So why am writing this article, you might be asking? I want to share my experience and the great joy that welcoming refugees, immigrants, and other strangers has had for me. Yes, it has been a civic experience, but that is quite secondary to the spiritual experience it has been for me and for the churches I have served. This activity is a manifestation and incarnation of the primary work of faith and spirit, which is to welcome and embrace those in greatest vulnerability and need. As the writer of the New Testament Letter to Ephesians described the purpose of Jesus as “breaking down the walls of hostility and enmity that divide us,” so that is our purpose too.
My own prayer and reflection hold our nation and religious communities up before God; I remember those who are fleeing for their lives and have become refugees and acknowledge my own personal “refugee status” as someone who yearns for God, as a person who wanders in my own journey of life seeking God and God’s protection and love.
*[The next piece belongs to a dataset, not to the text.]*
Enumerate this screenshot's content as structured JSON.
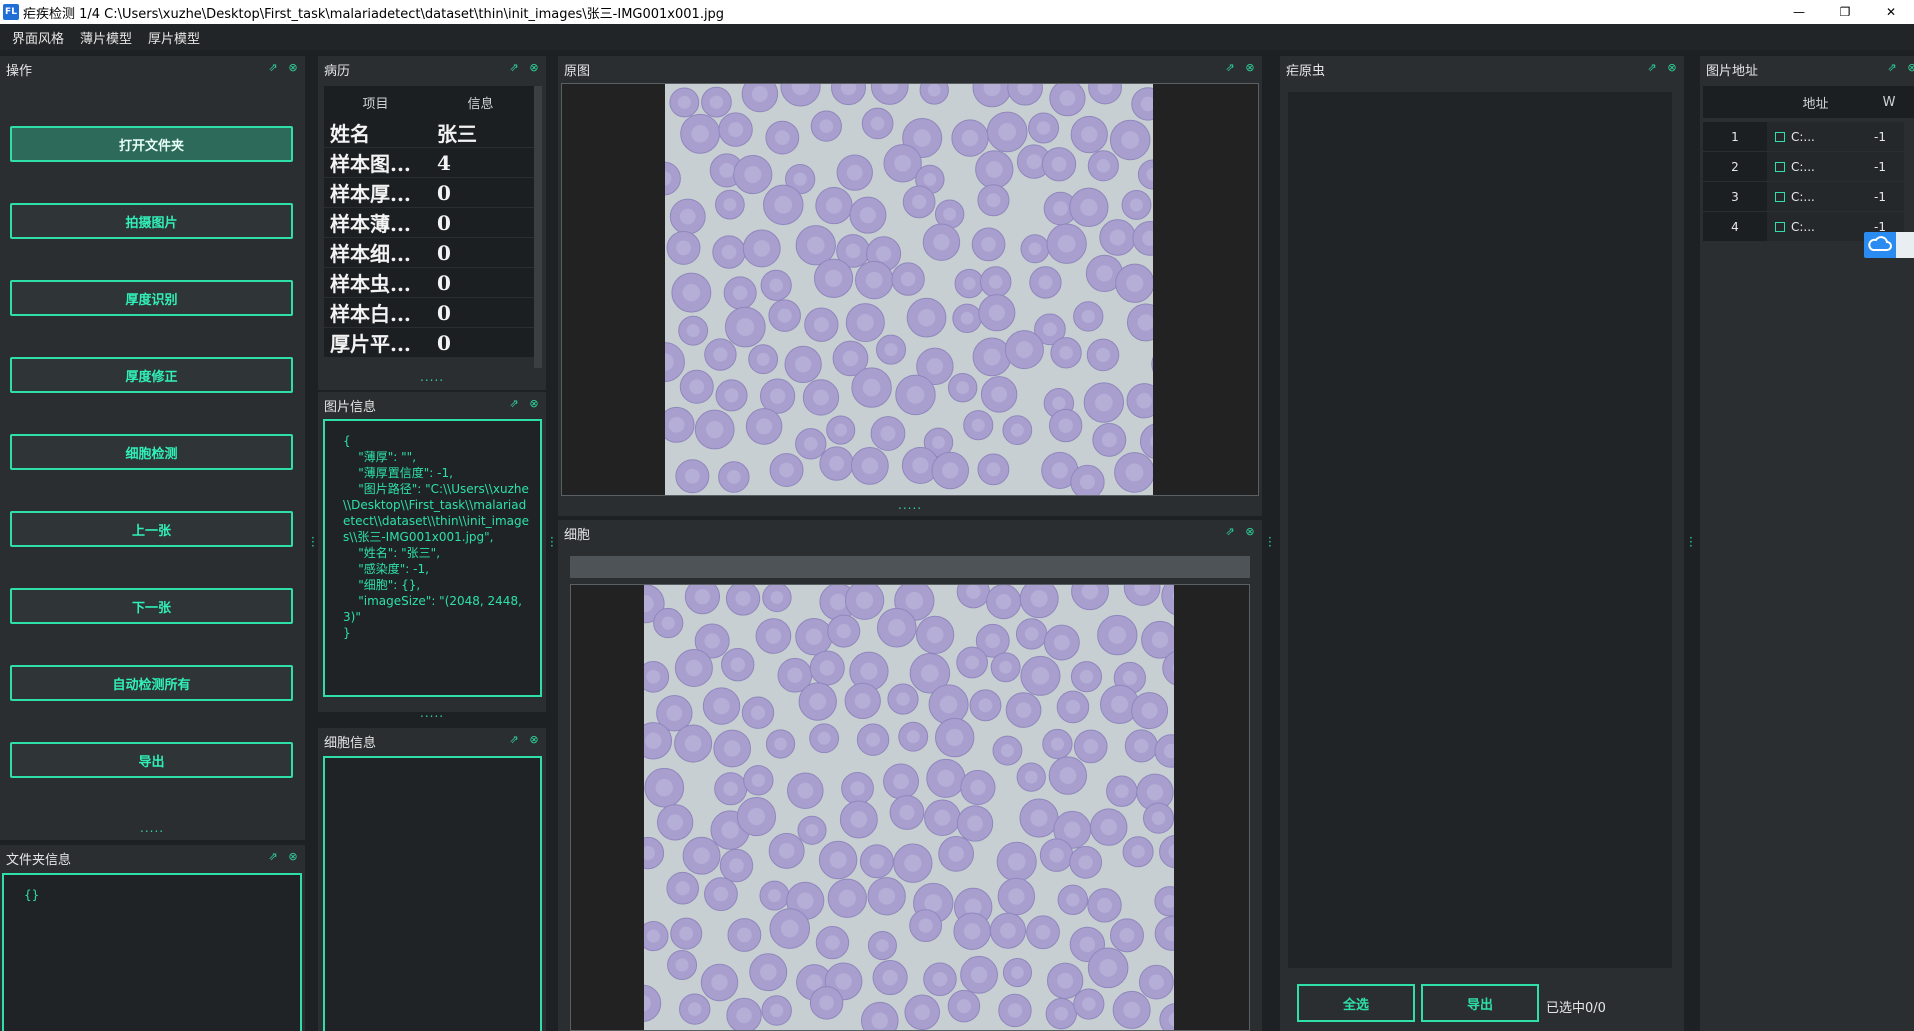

I often pray the 84th Psalm, the Psalm, by the way, appointed in the Christian Church on the Sunday that commemorates the travel of the infant Jesus of Nazareth with his parents, Mary and Joseph, as refugees from certain death in their homeland to safety in Egypt. The words have dual meeting for me…
“How beautiful are your dwellings O Lord of hosts. My soul has a desire and longing for the courts of the Lord. My heart and my flesh rejoice in the living God. Even the sparrow has found a house and the swallow a nest for herself, where she may lay her young, a place near your altar…. Blessed are those whose strength is in you, whose hearts move forth in a sojourner’s way… Blessed is the one who trusts you.”
I pray these words for those seeking refuge for fear of their lives, for our church and nation, for my own journey forward in hope. I pray them as I remember the immigrants and refugees I have known and loved in my journey. I pray them for myself, or anyone who looks for safety, security, and hope in the Creator of us all. Try them out yourself.
The Rev. Dr. James B. Lemler is the rector of Christ Church in Greenwich.